The government should encourage employers to provide more apprenticeships and intern placements if they want to increase inclusion in the workplace for young people.

This is the feeling held by the majority of jobseekers according to recruitment firm Hays, who surveyed 1,000 people in this group to find the type of qualification that they felt would help young people succeed in their career.

On the job training topped the survey with 93 per cent of those polled agreeing that this was a good route to career development, while 90 per cent said apprenticeships and 84 per cent believed internships were useful to help young people into jobs.

Degrees featured further down the list with 78 per cent of respondents saying that they felt a university qualification was important for career progression, indicating that jobseekers are now after workplace training to find employment.

Charles Logan, director at Hays said: “In a highly competitive and crowded job market, internships and other career training schemes are increasingly important to make sure employees can get a foot in the door, make their CV stand out from the crowd and continue to learn new skills.”

Meanwhile trade union Unite has called on George Osborne to announce a Budget based on jobs and growth this afternoon and not one that focuses on austerity.

Unite’s general secretary Len McCluskey urged the chancellor not to pander to the rich and to unveil a Budget that would help tackle unemployment and would help the many workers who’s disposable incomes had already dropped by £150 a month.

He said: “Last week’s appalling jobless figures – a 17-year high – mean that the Budget should be geared at getting people back to work – and in the case of young people, into work for the first time.
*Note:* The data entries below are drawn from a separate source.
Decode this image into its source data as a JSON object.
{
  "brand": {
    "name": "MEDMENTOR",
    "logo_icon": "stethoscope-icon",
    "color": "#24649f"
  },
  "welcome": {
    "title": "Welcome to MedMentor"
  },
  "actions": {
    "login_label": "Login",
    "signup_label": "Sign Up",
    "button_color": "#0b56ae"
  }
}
“Pandering to the rich won’t help the lost generation of young people into employment.”